In a 30-second video that made the rounds on Indonesian social media last week, a man in a green jacket is seen making a police report. His complaint? That he had been scammed and sent a pack of celery instead of the weed he ordered.
In the video, the police officers can be seen laughing while hearing the report and asking the man to open the paper packet he was holding. True enough, it did contain some celery and what looks like your run-of-the-mill grass (not for smoking).
The incident took place on March 28. The original video was uploaded by Instagram user @Palembang_Bedesau, but it went viral when it was reposted on the account @potretpalembang. According to police commissioner Mario Invanry, head of the narcotics unit of the Palembang Police, the report was filed at the Palembang police station in South Sumatra.

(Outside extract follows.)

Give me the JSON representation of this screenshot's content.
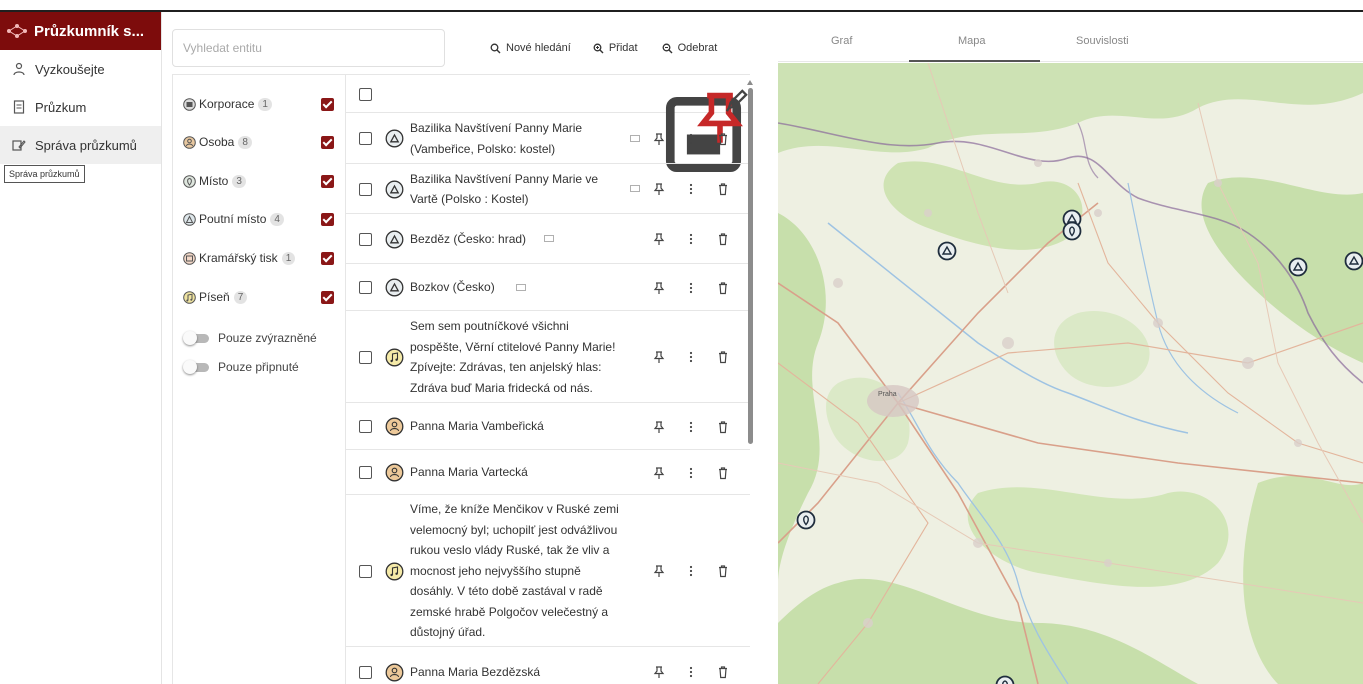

“I bought it for 50,000 Rupiah ($3.49), sir,” the scammed man, who claimed to be a motorcycle taxi rider, told the police officers. “But it was only ordinary leaves.”
After the laughs, one of the officers told him that weed is classified as a drug, and that he could be prosecuted for possessing it. But, eventually, the authorities decided to let him go, Invanry told local media, confirming the video’s authenticity.
This isn’t the first time sellers have tried to pass other items as weed in Indonesia. In June 2016, the country’s national narcotics agency arrested a dealer in Sukabumi, West Java, on suspicion of trafficking illicit drugs. The police confiscated two packets of dried leaves from the perpetrator and sent it to the narcotics agency’s lab for examination, only to find out that they weren’t actually weed.
“The dried leaves were not ganja leaves. It’s fake,” said Dani Yus Daniel, who served as the head of the narcotics agency in the Sukabumi branch at the time, according to local reports.
However, an incident from earlier this year still holds up as one of the most epic drug frauds in the country. Several intelligence officers were tasked by regional police to investigate allegations of drug trafficking in Medan, a city in North Sumatra. They found two men claiming to be selling methamphetamine, but further examination revealed that the three kilogram packets they were in possession of actually contained table salt. They were later arrested anyway.